Flight of the Griffin could be described as a fierce amalgam of Brocas Helm's idiosyncratic dungeon metal, the raw but epic vibe of Battle at Helm's Deep-era Attacker, and Savage Grace's "Maiden on amphetamines" approach. Much like the aforementioned Hexx and Chastain records, this is a searing if rough-hewn U.S. metal masterpiece packed with quality songs, masterful-but-not-overly-polished guitar work, and one hell of an unhinged vocal performance by William McKay—who matches Hexx's Dan Bryant in sheer lunatic intensity. Flight of the Griffin is a vibrant, raw, glorious metal album that any traditional metal fan needs to hear.
9.0, Too Far Gone (1990)
Led by singer Peter Marrino (Cacophony)—along with veteran drummer Ray Luzier (David Lee Roth, KXM, and a bazillion other projects), bassist Mike Andrews, and guitarist Craig Small—9.0 specializes in (oxymoron alert) classy sleaze metal with absolutely stellar guitar work. Craig Small is a monstrous player—every bit the equal of Jake E. Lee, Warren DeMartini, and George Lynch—and I'm amazed that his name wasn't plastered all over every guitar magazine after this. While I wasn't a fan of Marrino's overbearing vocals on the Cacophony albums, he is totally on point here, delivering a surprisingly soulful performance which often calls to mind John Corabi's work on the '94 Crüe album. Luzier anchors every song with the same impeccable sense of groove and understated intricacy he brought to David Lee Roth's (sadly forgotten but kick-ass) DLR Band album. Admittedly, the songwriting isn't always exceptional, but these guys blaze through each track with such sophistication and bravado that you barely notice when things get a bit too by-the-numbers. Even the perfunctory ballad is tolerable, thanks mostly to a killer guitar solo. If you dig Jake E. Lee's Badlands and John Sykes' Blue Murder albums, you need to seek this out.

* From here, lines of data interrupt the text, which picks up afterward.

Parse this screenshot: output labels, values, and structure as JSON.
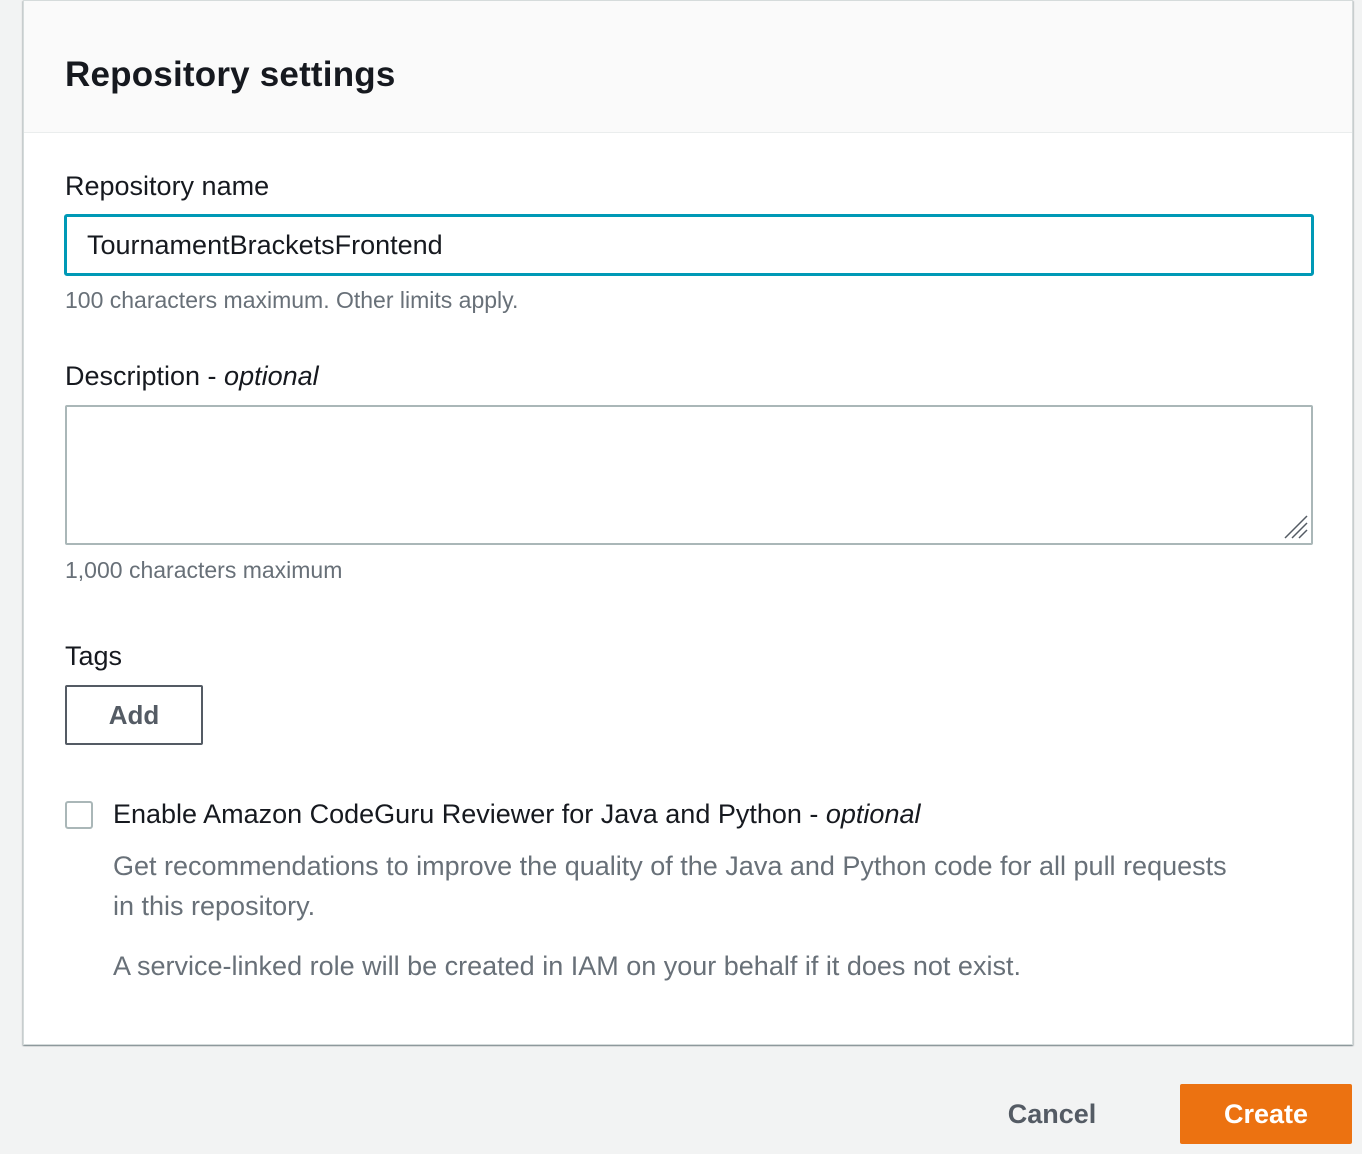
{
  "panel": {
    "title": "Repository settings"
  },
  "repo_name": {
    "label": "Repository name",
    "value": "TournamentBracketsFrontend",
    "hint": "100 characters maximum. Other limits apply."
  },
  "description": {
    "label": "Description - ",
    "optional": "optional",
    "value": "",
    "hint": "1,000 characters maximum"
  },
  "tags": {
    "label": "Tags",
    "add_label": "Add"
  },
  "codeguru": {
    "checked": false,
    "label": "Enable Amazon CodeGuru Reviewer for Java and Python - ",
    "optional": "optional",
    "desc_line1": "Get recommendations to improve the quality of the Java and Python code for all pull requests",
    "desc_line2": "in this repository.",
    "desc_note": "A service-linked role will be created in IAM on your behalf if it does not exist."
  },
  "footer": {
    "cancel_label": "Cancel",
    "create_label": "Create"
  },
  "colors": {
    "accent": "#ec7211",
    "focus": "#0099b6",
    "hint_text": "#687078"
  }
}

M.A.R.S., Project: Driver (1986)
Boasting a ridiculous lineup of Tony MacAlpine, Tommy Aldridge, Rob Rock, and Rudy Sarzo, M.A.R.S. blew my adolescent mind with their crafty metal riffs, catchy songwriting, and metal god vocals—all supported by Ozzy's Blizzard-era rhythm section. Despite all of the crazy pedigrees involved, egos didn't get in the way of crafting songs that are generally solid and memorable. My personal favorites include "Nations on Fire," "Writing's on the Wall," "Unknown Survivor," and the delightfully cheesy "Nostradamus." The only real turd is saved for last: the bland AOR ballad "You and I." Although MacAlpine predictably gets lots of room to show off, this is definitely not just an album for guitar fiends—I suspect that anyone who digs the more melodic side of '80s metal (Fifth Angel, Malice, Dokken, Obsession, Shok Paris, etc.) will dig this. Love the ridiculous cover art, too!
Lastly, here are a few other Shrapnel releases I'd strongly encourage any old school metal fan to check out: